Part of what drew me to Haworth was a desire to understand the magical spell these sisters have woven.  For their Fiction brings so many people here each year.  Walking through the city and surrounding countryside, I sought a foothold or handgrip: something that would help pull me into their worlds.  Perhaps this coming year will bring a concerted attempt to find the same truth and beauty in the Brontes’ works that I look for in all the stories I read. 

"Come in, come in, for the ultimate Bronte experience!"

Others are not so demanding as I.  In the Bronte Museum Gift Shop, I noticed numerous illustrated children’s editions of their stories, along with beautiful graphic novel adaptations.  While I smile at such offerings, and recognize that such items have their place, I held myself back.  For I want to experience Charlotte, Emily, and Anne's work first hand, to read their stories in their own words.

This blog entry will conclude with Paying Homage to the Brontes: Part 2.

Thanks for exploring with me,
Dragon Dave

Monday, May 28, 2012

Leaving Holmfirth is Hard to Do

Bill Owen's final resting place.

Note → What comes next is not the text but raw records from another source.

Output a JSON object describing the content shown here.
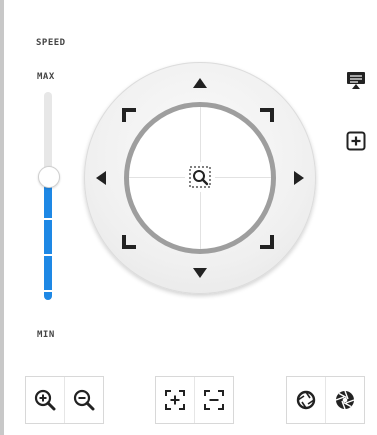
{
  "speed": {
    "title": "SPEED",
    "max_label": "MAX",
    "min_label": "MIN",
    "level": 0.56,
    "fill_color": "#1e88e5"
  },
  "ptz": {
    "directions": [
      "up",
      "up-right",
      "right",
      "down-right",
      "down",
      "down-left",
      "left",
      "up-left"
    ],
    "center_icon": "zoom-area-icon"
  },
  "side_icons": [
    "presentation-icon",
    "add-preset-icon"
  ],
  "toolbar": {
    "groups": [
      {
        "name": "zoom",
        "buttons": [
          "zoom-in-icon",
          "zoom-out-icon"
        ]
      },
      {
        "name": "focus",
        "buttons": [
          "focus-near-icon",
          "focus-far-icon"
        ]
      },
      {
        "name": "iris",
        "buttons": [
          "iris-open-icon",
          "iris-close-icon"
        ]
      }
    ]
  }
}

Our time in Holmfirth, while rich with meaning, rapidly drew to a close.  We had left so much undone.  The series depicted so many beautiful churches over the course of its thirty-seven year run, and we had wanted to see some of them.  We could have visited the church yard in which Bill Owen, who played Compo in the series, was buried.  We had planned to dine in the White Horse Inn, where Foggy, Norman, and Compo occasionally begin or end their adventures.  And of course, had we done more research, we could have found Norman Clegg’s house, and photographed it.

What one family has made of their life in Holmfirth.

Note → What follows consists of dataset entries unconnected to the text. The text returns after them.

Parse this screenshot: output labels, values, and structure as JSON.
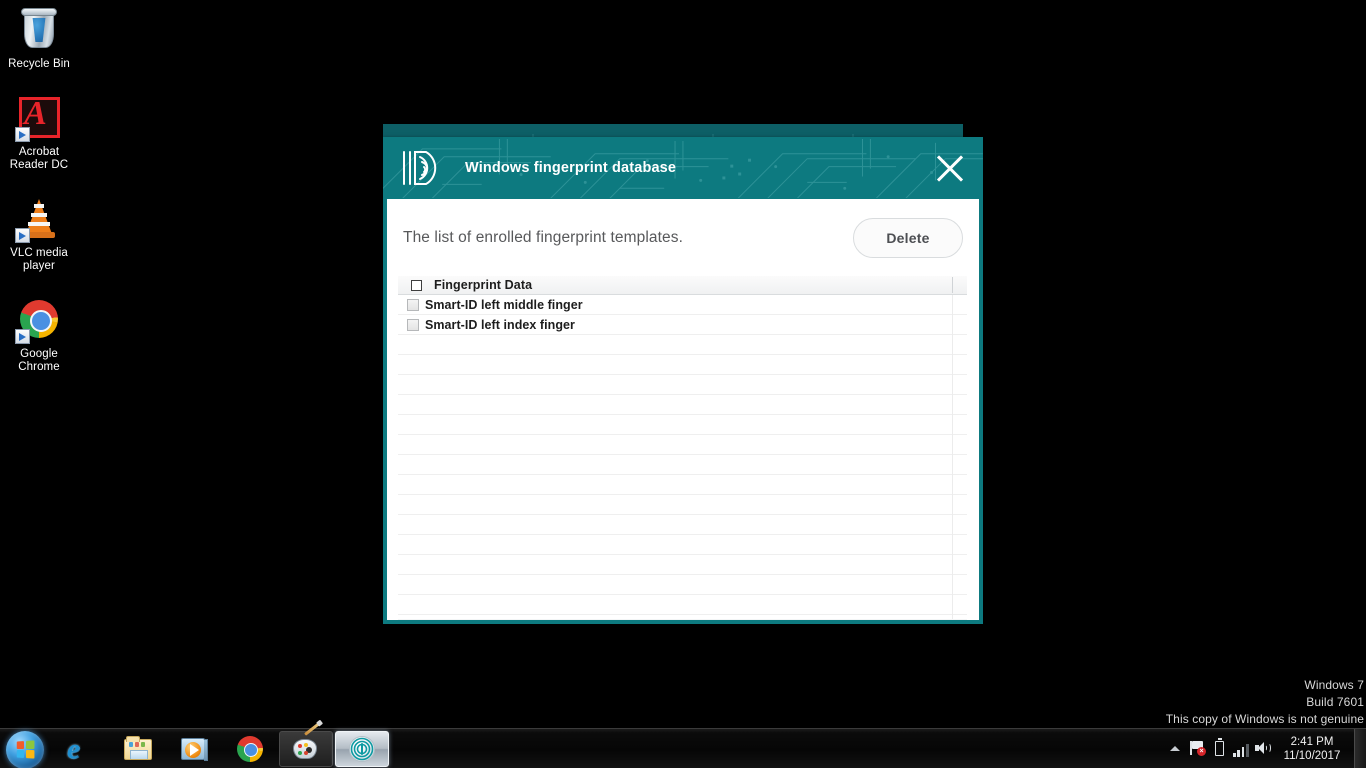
{
  "desktop": {
    "icons": [
      {
        "name": "recycle-bin",
        "label": "Recycle Bin",
        "icon": "recycle-bin-icon"
      },
      {
        "name": "acrobat",
        "label": "Acrobat\nReader DC",
        "label_l1": "Acrobat",
        "label_l2": "Reader DC",
        "icon": "acrobat-reader-icon"
      },
      {
        "name": "vlc",
        "label": "VLC media\nplayer",
        "label_l1": "VLC media",
        "label_l2": "player",
        "icon": "vlc-cone-icon"
      },
      {
        "name": "chrome",
        "label": "Google\nChrome",
        "label_l1": "Google",
        "label_l2": "Chrome",
        "icon": "google-chrome-icon"
      }
    ],
    "watermark": {
      "line1": "Windows 7",
      "line2": "Build 7601",
      "line3": "This copy of Windows is not genuine"
    },
    "background_color": "#000000"
  },
  "back_window": {
    "close_label": "x",
    "header_color": "#0d5f66"
  },
  "window": {
    "title": "Windows fingerprint database",
    "logo_icon": "fingerprint-id-logo-icon",
    "close_icon": "close-icon",
    "header_color": "#0d7a80",
    "border_color": "#0d7a80",
    "body": {
      "subtitle": "The list of enrolled fingerprint templates.",
      "delete_label": "Delete"
    },
    "list": {
      "select_all_checked": false,
      "columns": [
        "Fingerprint Data"
      ],
      "rows": [
        {
          "label": "Smart-ID left middle finger",
          "checked": false
        },
        {
          "label": "Smart-ID left index finger",
          "checked": false
        }
      ],
      "empty_row_count": 14
    }
  },
  "taskbar": {
    "start_label": "Start",
    "start_icon": "windows-start-orb-icon",
    "items": [
      {
        "name": "internet-explorer",
        "icon": "internet-explorer-icon",
        "label": "Internet Explorer",
        "state": "pinned"
      },
      {
        "name": "windows-explorer",
        "icon": "folder-icon",
        "label": "Windows Explorer",
        "state": "pinned"
      },
      {
        "name": "media-player",
        "icon": "media-player-icon",
        "label": "Windows Media Player",
        "state": "pinned"
      },
      {
        "name": "google-chrome",
        "icon": "google-chrome-icon",
        "label": "Google Chrome",
        "state": "pinned"
      },
      {
        "name": "paint",
        "icon": "paint-palette-icon",
        "label": "Paint",
        "state": "running"
      },
      {
        "name": "fingerprint-app",
        "icon": "fingerprint-icon",
        "label": "Windows fingerprint database",
        "state": "active"
      }
    ],
    "tray": {
      "show_hidden_icon": "chevron-up-icon",
      "action_center_icon": "flag-alert-icon",
      "battery_icon": "battery-icon",
      "network_icon": "signal-bars-icon",
      "volume_icon": "speaker-icon",
      "clock_time": "2:41 PM",
      "clock_date": "11/10/2017",
      "show_desktop_label": "Show desktop"
    }
  }
}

“Last of the Summer Wine,” more than any other British comedy, epitomizes what drew me to England.  For the best comedy not only provides engaging characters, but allows them to grow and change.  While the number of episodes made each year tends to be small, one follows these characters over time: we celebrate their triumphs, we rue their failures.  The best of these shows, even if shot mostly in studio, also depict current life in Britain.  This style of living, so different from our own, drew us here.  Exploring Holmfirth has illuminated so many aspects of English life that tantalized us back in America.  So leaving Holmfirth is hard, because even though our journey in England will continue, our insights into this particular style of English living have drawn to a close.

Might Foggy convince Norman and Compo
 to ride their bicycles down this slope
and across these fields?

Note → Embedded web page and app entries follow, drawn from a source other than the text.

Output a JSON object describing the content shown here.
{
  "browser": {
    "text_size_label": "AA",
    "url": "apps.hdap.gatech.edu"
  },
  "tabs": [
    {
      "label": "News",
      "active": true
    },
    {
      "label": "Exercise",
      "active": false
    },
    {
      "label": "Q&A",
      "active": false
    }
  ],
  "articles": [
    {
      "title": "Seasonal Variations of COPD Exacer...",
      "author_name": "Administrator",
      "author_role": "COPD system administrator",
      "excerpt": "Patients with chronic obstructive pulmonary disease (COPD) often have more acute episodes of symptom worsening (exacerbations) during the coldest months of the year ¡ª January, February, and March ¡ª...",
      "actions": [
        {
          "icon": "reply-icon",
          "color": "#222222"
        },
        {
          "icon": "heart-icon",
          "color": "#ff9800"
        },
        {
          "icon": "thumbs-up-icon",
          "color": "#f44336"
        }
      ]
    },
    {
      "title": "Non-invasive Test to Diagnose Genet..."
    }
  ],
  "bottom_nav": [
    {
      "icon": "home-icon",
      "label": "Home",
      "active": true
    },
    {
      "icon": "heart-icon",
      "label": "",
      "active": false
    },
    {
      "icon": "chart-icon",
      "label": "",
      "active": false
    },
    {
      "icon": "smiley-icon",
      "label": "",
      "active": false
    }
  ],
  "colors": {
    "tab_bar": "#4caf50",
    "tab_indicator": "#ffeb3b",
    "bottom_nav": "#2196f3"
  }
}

Another reason why leaving Holmfirth is hard is because the British don’t make sitcoms like they used to.  Those great shows shown on BBC and ITV, which once journeyed across the Atlantic Ocean, no longer reach American shores.  This is not to say that TV shows are no longer being made in England: of course they are.  But the style of humor, as well as the manner of production, has entirely changed.  I still enjoy watching the new dramas and mysteries made in England, but they don’t resonate in me the same way that the great comedies from the 1970s, 80s, and 90s do.  Why this should be, I do not know.  Late in his life, E.F. Benson, a prolific English author, purportedly said that of all the different types of stories, novels, and nonfiction books he had written, he felt that his lighter, comedic works spoke most clearly to the human condition.  So perhaps I am not alone in my sentiments.  For of all the works that E.F. Benson wrote, what he remains best known for are his “Mapp and Lucia” novels.

Time doesn't seem to exist here.

Time has a way of lulling one into complacency.  When first arriving at a particular stop in a journey, one thinks one has plenty of time for everything.  But regardless of how well one has scheduled and prioritized one’s adventures, suddenly realization strikes: Time has flown, and now one must leave.  Yet, while leaving a particular stop means the end of one journey, it also heralds the beginning of another.  While we remain saddened by what we have left behind, we hunger for what is yet to come.  I shall do my best to focus upon the joys we shall surely discover, as our footsteps lead us relentlessly onward.

Thanks for understanding,
Dragon Dave